Spinning for 35 minutes twice a week was shown to benefit women with arthritis in a small study. Photo by Monkey Business Images/Shutterstock
TRONDHEIM, Norway, July 29 (UPI) -- "Hard" physical training twice a week can help arthritis patients experience less pain and inflammation, as well as a small drop in BMI, according to a new study.
Arthritis is a chronic illness causing inflammation of the joints that over time leads to weakness and loss of movement.
Doctors have long recommended that people at risk for arthritis stay physically fit and active, and many studies show that high-intensity workouts can increase endurance, however no studies had been done on the effect of such workouts with arthritis patients.
"Previously, studies have showed that moderate intensity work-out sessions can help improve endurance without inducing pain or inflammation, or damaging joints," said Anja Bye, a researcher at the K. G. Jebsen Centre for Exercise in Medicine at Norwegian University of Science and Technology, in a press release. "This is why it is especially important for arthritis patients to keep fit and work on their cardiovascular endurance."
Researchers enrolled 18 women between the ages of 20 and 49 for twice-weekly workouts on a spinning bike. The women warmed up for 10 minutes at about 70 percent of their maximum pulse before doing 4 repetitions of four-minute high-intensity intervals at 85 to 95 percent of maximum pulse. The break between each 4-minute interval was 3 minutes, with the participants returning to 70 percent of max pulse during that time.
The women in the study showed a 12.2 percent increase in their body's oxygen uptake and a 2.9 percent improvement in heart rate recovery, as well as a 1.2 percent drop in BMI, 1 percent decrease in body fat and 1.6 percent decrease in waist circumference.
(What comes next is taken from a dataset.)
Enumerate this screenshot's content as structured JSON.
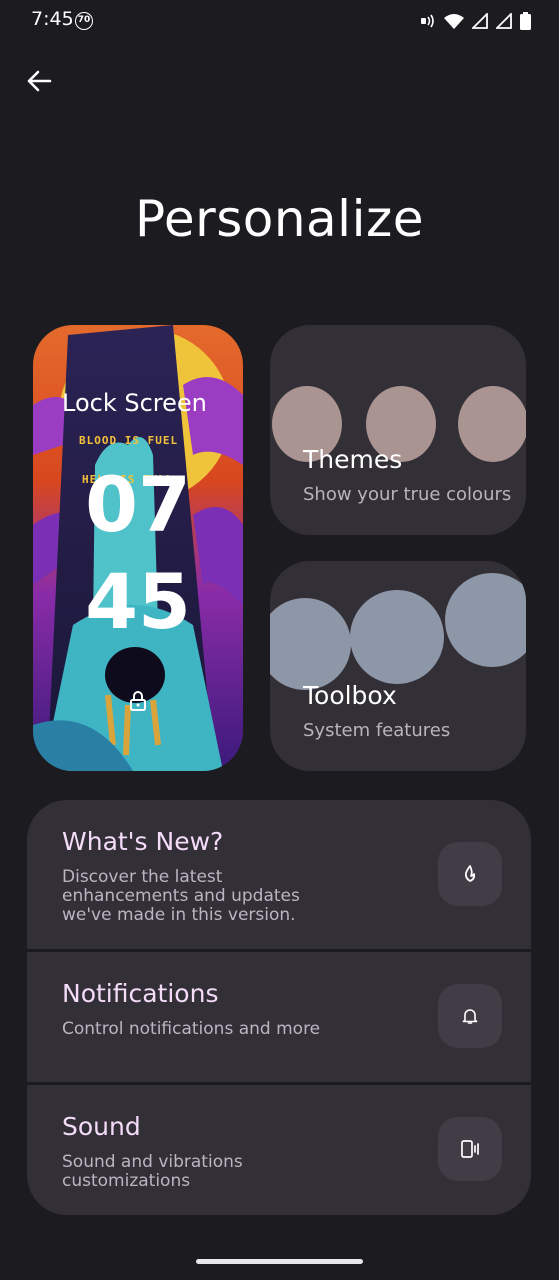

There also was no detected or reported increase in arthritis activity or pain.
"Rather, we saw a tendency for there to be less inflammation, at least as measured by the inflammation marker CRP, and the participants of the study experienced a solid increase maximum oxygen intake, meaning that they reduced their risk of cardiovascular disease," Bye said. "The women who participated in the study found this to be a good, effective method of training, and are mostly very motivated to continue because of the progress they've seen."
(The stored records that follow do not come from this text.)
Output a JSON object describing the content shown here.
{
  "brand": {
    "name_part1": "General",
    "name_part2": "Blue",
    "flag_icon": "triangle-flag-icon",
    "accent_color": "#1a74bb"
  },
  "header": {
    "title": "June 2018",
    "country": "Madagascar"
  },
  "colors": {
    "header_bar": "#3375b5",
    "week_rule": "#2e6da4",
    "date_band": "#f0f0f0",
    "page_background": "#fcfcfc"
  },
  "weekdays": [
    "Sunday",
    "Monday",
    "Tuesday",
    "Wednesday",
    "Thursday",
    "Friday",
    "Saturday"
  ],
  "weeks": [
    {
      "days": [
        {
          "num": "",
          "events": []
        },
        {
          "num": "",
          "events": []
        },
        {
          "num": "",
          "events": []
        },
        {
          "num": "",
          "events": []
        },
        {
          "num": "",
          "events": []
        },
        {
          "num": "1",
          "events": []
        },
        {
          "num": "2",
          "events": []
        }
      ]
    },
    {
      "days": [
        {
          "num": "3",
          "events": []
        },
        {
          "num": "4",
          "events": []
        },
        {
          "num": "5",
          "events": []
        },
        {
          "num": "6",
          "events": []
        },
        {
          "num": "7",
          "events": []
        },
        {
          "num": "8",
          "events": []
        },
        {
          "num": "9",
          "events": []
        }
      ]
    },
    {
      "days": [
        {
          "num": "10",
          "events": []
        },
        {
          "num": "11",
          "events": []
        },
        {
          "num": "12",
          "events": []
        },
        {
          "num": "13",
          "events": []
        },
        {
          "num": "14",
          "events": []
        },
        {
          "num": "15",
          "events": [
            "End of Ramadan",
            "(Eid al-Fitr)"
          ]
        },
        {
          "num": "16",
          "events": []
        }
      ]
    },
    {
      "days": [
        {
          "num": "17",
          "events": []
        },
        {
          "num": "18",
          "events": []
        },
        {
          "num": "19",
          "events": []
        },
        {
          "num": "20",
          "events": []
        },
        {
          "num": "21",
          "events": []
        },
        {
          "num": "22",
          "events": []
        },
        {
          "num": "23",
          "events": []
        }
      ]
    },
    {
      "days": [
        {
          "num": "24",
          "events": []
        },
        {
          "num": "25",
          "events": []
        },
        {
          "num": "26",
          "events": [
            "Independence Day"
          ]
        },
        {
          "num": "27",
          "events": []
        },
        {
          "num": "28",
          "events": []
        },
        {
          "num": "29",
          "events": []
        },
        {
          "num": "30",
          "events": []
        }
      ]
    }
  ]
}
The study is published in the European Journal of Applied Physiology. .